PROBLEM DETAILS: Among the entries below, find the lines with "background" and copy them.

DATA RECORDS:
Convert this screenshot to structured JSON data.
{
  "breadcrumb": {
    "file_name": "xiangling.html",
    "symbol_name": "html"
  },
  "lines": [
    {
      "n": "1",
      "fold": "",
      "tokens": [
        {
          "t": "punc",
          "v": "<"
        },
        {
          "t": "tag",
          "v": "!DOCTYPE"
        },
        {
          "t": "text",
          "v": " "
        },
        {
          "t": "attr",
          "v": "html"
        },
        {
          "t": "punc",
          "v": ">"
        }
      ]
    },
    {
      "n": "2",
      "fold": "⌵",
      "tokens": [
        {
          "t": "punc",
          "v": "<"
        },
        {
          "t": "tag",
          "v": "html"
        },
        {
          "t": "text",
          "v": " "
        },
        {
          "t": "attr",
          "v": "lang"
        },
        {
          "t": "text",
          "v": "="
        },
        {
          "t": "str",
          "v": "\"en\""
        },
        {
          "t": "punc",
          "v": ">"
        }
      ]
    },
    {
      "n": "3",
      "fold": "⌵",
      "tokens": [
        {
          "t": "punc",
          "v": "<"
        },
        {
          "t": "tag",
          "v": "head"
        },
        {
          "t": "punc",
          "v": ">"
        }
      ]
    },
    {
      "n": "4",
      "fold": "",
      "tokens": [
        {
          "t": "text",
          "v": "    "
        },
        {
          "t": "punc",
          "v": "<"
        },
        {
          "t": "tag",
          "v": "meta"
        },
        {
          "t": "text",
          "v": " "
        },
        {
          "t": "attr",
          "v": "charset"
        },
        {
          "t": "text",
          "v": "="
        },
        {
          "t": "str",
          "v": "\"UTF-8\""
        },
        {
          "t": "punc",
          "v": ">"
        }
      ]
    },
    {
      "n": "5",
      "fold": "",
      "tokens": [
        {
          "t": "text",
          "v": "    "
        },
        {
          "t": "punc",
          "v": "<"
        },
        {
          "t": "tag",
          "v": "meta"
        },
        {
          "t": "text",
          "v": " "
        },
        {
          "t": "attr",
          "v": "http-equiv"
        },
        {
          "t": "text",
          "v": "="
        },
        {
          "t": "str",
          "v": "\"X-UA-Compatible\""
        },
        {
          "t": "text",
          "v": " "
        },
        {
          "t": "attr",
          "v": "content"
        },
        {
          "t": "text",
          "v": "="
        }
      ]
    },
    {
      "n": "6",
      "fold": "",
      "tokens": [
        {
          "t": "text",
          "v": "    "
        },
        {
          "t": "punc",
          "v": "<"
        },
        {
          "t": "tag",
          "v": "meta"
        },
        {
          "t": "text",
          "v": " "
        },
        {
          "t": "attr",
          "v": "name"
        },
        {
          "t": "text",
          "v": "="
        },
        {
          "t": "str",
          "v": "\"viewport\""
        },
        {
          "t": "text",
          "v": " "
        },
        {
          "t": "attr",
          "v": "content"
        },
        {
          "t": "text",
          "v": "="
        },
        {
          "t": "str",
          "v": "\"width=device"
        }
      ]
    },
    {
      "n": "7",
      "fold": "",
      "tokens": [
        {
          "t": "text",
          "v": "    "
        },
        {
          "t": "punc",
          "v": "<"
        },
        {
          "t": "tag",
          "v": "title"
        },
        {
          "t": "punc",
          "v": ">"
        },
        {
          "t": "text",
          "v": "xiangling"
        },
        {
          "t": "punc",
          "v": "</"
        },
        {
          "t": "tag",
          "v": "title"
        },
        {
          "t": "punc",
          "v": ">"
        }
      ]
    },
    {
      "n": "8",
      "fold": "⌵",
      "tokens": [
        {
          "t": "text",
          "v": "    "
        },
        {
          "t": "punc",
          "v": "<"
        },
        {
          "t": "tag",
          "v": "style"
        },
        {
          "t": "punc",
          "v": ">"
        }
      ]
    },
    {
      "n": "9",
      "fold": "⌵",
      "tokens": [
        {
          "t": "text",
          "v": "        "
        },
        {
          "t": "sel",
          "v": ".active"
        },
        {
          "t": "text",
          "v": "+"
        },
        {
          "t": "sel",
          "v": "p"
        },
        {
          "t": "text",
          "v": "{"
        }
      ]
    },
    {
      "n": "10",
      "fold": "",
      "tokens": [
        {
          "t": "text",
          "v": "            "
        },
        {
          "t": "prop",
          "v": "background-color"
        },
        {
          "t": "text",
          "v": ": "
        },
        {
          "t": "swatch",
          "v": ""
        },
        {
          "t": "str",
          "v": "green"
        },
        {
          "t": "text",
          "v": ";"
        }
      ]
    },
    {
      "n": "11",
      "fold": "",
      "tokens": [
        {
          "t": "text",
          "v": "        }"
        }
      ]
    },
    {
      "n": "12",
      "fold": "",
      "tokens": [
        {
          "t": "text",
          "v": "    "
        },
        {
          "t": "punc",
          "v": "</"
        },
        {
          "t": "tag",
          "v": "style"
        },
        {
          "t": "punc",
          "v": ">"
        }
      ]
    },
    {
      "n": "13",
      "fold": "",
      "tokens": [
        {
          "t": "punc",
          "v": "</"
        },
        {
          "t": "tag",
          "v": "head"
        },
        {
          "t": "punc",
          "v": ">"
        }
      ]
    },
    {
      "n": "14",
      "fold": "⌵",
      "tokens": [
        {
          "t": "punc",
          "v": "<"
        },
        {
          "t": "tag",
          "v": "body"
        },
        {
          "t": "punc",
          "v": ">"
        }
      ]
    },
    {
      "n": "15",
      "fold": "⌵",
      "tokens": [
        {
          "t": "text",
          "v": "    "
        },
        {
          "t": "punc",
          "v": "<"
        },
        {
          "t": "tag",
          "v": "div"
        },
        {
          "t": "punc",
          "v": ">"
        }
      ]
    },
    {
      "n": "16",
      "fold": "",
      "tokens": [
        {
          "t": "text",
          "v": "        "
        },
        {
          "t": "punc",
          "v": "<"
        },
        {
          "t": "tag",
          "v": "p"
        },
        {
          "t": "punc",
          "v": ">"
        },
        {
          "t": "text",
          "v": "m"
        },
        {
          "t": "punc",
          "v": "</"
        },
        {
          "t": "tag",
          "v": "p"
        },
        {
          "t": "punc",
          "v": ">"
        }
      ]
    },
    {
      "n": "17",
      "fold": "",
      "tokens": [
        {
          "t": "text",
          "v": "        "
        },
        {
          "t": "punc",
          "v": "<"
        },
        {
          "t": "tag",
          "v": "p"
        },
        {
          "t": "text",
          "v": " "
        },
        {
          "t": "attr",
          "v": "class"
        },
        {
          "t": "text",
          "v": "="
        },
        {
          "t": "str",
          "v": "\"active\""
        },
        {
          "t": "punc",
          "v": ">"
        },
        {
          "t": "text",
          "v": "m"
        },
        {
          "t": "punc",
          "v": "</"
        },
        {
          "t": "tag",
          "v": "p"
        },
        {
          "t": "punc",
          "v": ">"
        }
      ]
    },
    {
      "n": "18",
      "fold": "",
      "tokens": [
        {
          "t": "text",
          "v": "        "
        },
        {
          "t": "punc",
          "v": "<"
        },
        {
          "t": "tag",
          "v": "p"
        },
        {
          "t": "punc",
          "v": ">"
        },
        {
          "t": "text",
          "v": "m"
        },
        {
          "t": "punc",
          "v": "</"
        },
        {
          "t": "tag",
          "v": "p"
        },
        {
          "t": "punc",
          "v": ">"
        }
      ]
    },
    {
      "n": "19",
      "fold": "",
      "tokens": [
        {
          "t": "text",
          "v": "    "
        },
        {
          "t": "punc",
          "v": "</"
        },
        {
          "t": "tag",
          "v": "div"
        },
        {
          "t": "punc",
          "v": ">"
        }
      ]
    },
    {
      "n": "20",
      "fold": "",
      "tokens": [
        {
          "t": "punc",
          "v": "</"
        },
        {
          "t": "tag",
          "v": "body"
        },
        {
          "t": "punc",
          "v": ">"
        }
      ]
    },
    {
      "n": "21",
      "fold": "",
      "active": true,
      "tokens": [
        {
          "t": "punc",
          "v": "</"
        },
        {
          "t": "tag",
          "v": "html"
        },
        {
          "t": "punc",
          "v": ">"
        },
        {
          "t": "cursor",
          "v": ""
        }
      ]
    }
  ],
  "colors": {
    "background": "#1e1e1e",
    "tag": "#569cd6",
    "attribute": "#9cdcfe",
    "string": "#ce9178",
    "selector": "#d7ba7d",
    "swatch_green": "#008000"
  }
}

TASK SOLUTION:
          "v": "background-color"
    "background": "#1e1e1e",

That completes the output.